What you have to do —
Work out how many lines of the listing hold "active" and return that number by itself.
-=-=-
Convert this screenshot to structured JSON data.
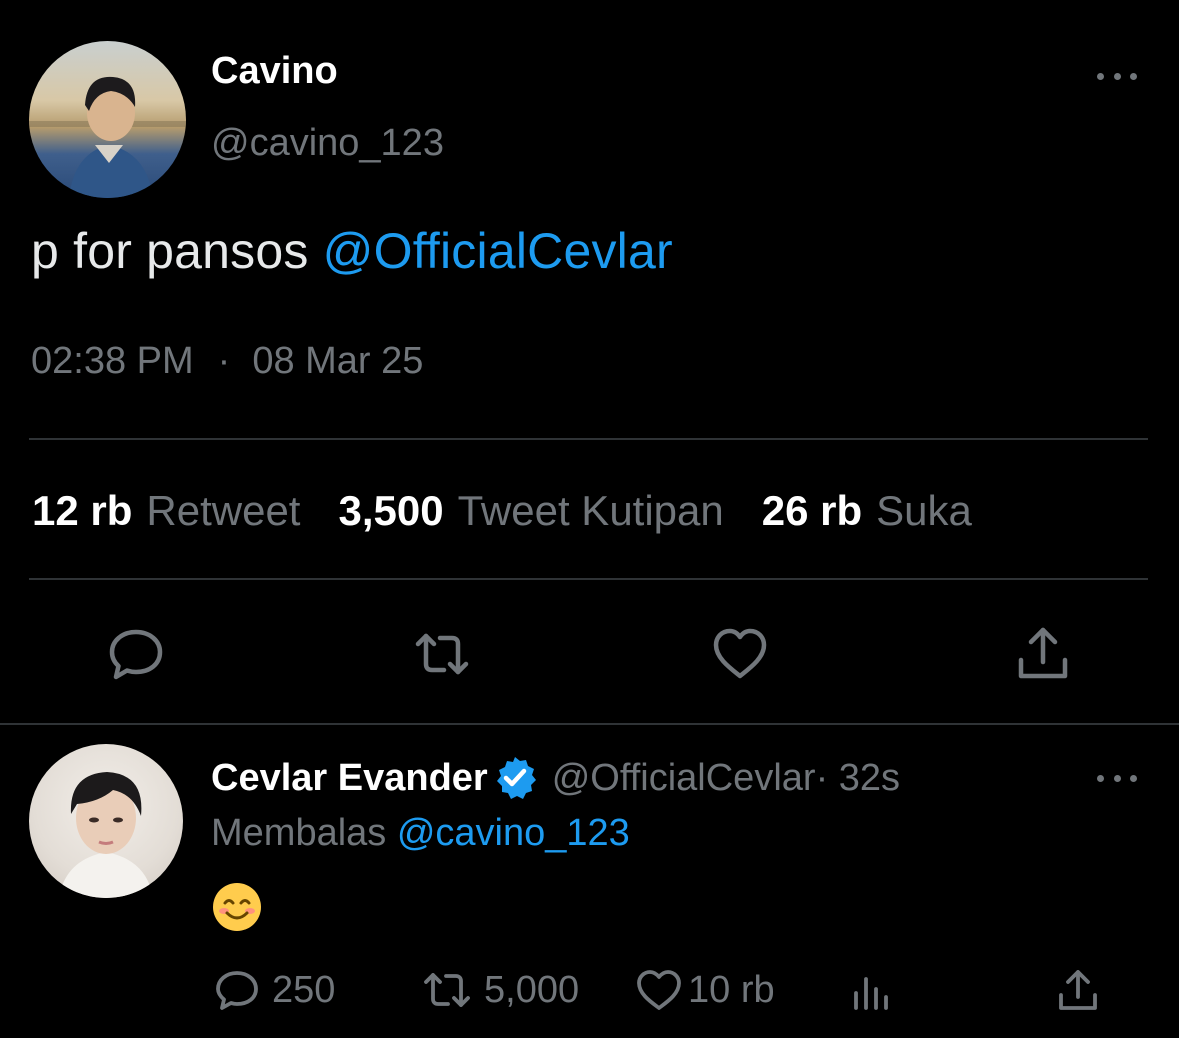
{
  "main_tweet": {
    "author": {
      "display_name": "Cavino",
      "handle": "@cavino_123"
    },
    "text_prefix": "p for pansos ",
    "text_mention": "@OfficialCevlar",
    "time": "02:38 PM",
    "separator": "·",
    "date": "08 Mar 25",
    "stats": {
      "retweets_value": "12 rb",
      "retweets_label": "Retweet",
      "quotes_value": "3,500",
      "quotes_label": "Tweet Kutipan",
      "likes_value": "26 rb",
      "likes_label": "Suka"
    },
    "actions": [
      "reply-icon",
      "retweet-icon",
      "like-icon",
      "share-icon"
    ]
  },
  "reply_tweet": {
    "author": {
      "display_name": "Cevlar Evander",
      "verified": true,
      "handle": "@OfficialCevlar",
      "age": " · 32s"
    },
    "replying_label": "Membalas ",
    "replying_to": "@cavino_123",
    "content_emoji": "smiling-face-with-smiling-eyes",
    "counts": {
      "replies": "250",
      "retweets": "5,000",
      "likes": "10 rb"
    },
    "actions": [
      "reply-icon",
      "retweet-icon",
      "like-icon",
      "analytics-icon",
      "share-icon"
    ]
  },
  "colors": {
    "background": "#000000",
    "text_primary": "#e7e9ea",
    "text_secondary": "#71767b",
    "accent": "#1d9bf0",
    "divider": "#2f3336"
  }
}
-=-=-
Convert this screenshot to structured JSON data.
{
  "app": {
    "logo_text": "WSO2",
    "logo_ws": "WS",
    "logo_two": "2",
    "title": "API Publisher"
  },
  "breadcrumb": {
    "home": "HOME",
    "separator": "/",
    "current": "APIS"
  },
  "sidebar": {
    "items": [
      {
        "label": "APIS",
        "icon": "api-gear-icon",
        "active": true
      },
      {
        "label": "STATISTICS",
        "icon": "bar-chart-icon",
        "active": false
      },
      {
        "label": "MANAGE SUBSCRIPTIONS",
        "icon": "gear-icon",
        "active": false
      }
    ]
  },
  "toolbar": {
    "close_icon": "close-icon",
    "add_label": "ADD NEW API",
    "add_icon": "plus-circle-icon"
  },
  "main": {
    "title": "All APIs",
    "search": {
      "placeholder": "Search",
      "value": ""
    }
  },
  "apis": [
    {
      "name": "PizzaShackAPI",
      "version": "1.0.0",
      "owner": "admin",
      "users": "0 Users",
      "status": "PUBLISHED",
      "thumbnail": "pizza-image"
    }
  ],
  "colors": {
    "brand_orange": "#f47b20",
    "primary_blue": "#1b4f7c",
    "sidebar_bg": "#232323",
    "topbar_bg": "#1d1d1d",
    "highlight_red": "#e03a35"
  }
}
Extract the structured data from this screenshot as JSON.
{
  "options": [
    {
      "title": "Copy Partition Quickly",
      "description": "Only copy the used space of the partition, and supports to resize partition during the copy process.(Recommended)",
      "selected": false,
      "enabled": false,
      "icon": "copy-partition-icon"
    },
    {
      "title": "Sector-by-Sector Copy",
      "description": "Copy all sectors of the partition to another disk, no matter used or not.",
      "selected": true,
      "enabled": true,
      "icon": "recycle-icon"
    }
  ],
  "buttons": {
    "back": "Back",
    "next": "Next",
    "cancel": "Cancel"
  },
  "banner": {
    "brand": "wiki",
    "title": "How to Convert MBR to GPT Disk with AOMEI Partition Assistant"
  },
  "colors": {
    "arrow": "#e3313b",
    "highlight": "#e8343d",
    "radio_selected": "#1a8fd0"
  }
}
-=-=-
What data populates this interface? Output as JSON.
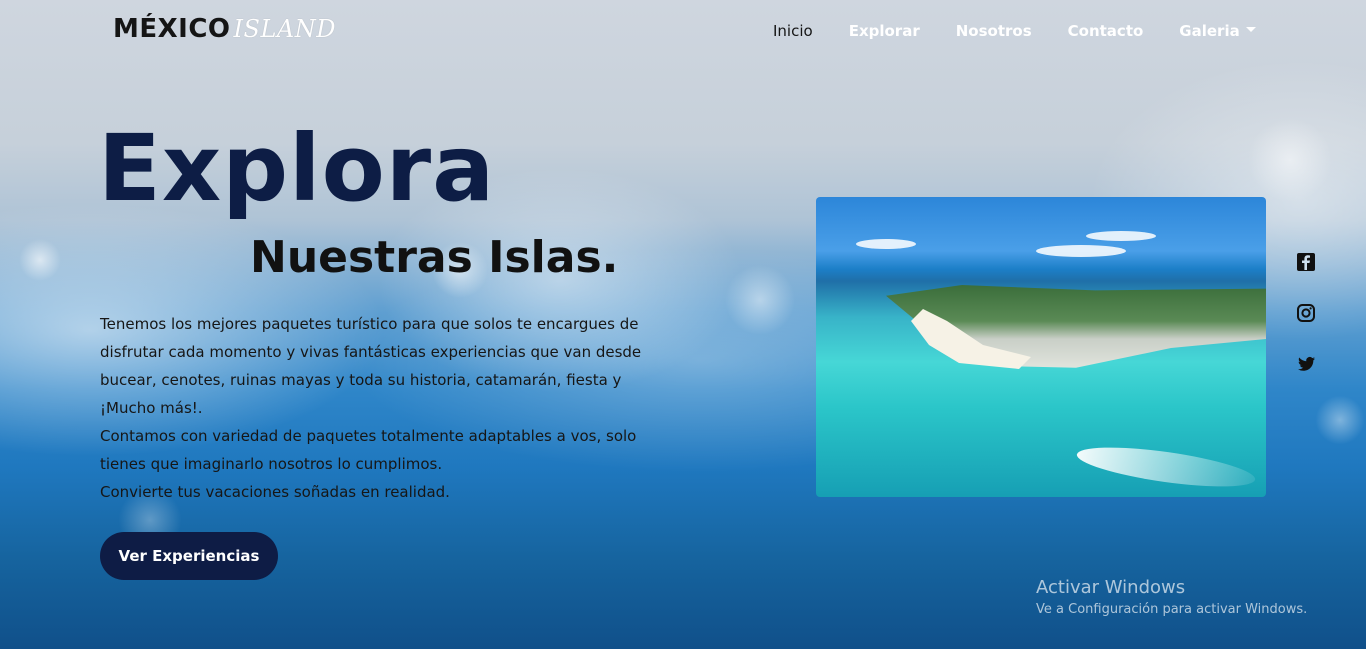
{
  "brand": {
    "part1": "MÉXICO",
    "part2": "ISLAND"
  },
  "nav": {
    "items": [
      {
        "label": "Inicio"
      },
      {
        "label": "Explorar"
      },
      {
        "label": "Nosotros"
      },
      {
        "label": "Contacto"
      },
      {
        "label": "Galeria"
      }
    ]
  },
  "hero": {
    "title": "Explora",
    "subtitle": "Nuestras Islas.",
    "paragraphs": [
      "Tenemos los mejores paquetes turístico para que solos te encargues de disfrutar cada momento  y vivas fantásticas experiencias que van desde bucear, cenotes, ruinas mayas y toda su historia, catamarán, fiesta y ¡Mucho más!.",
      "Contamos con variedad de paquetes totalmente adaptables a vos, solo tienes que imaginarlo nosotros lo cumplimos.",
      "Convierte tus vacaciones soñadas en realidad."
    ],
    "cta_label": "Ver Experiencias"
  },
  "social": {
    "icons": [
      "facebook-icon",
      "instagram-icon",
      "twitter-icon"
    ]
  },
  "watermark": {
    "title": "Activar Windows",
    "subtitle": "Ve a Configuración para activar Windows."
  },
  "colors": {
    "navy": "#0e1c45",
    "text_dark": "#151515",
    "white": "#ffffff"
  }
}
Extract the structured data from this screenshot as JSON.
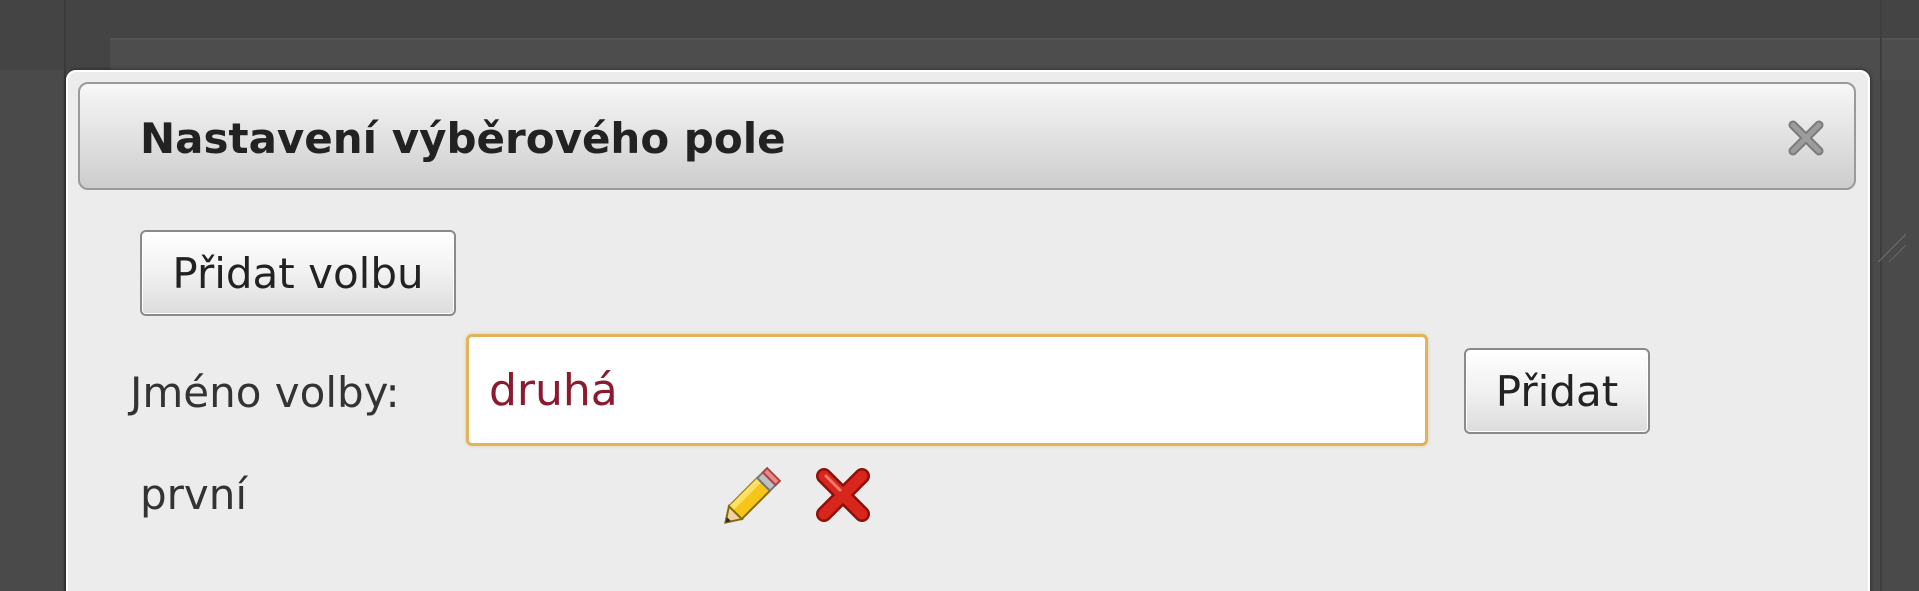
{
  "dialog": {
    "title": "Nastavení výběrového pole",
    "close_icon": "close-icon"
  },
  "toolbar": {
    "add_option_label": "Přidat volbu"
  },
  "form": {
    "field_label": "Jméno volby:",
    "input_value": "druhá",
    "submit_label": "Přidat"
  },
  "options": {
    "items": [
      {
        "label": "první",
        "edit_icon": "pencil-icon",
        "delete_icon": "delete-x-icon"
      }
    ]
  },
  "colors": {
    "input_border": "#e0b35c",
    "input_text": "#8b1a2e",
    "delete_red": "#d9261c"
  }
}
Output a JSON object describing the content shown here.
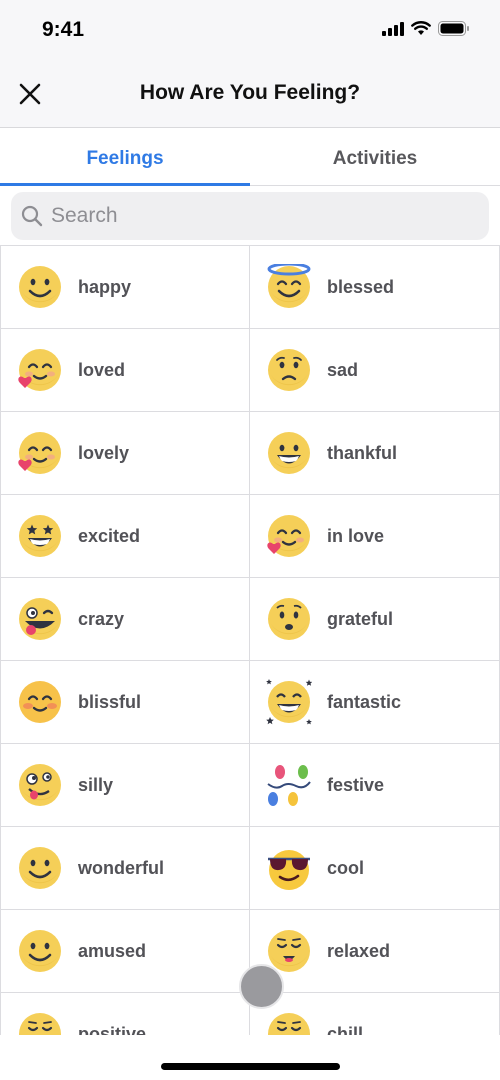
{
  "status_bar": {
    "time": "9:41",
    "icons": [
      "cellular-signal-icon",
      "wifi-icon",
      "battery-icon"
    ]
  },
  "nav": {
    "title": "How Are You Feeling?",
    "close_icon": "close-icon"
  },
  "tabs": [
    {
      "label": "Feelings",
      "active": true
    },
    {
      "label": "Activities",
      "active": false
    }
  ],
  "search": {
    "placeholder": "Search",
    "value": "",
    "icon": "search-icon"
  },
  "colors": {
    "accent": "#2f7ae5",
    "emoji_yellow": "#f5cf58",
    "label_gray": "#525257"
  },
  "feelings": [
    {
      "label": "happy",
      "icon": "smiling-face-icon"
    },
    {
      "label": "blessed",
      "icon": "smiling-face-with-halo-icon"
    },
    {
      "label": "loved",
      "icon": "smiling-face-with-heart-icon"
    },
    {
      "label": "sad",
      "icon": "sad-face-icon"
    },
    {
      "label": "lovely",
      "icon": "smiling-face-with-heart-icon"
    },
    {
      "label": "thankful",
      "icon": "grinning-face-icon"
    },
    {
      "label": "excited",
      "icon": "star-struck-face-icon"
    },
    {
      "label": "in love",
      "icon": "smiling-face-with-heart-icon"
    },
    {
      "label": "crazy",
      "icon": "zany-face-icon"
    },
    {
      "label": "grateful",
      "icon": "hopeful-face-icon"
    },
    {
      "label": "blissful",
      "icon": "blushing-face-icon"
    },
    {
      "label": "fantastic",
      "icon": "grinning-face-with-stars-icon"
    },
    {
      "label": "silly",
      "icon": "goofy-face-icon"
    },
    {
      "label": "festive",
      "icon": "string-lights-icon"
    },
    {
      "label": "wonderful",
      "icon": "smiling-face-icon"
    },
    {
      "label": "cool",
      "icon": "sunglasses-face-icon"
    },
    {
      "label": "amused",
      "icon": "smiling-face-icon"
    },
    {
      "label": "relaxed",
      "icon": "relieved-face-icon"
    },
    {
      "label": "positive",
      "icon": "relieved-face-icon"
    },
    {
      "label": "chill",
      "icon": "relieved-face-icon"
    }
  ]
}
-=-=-
Task solution —
5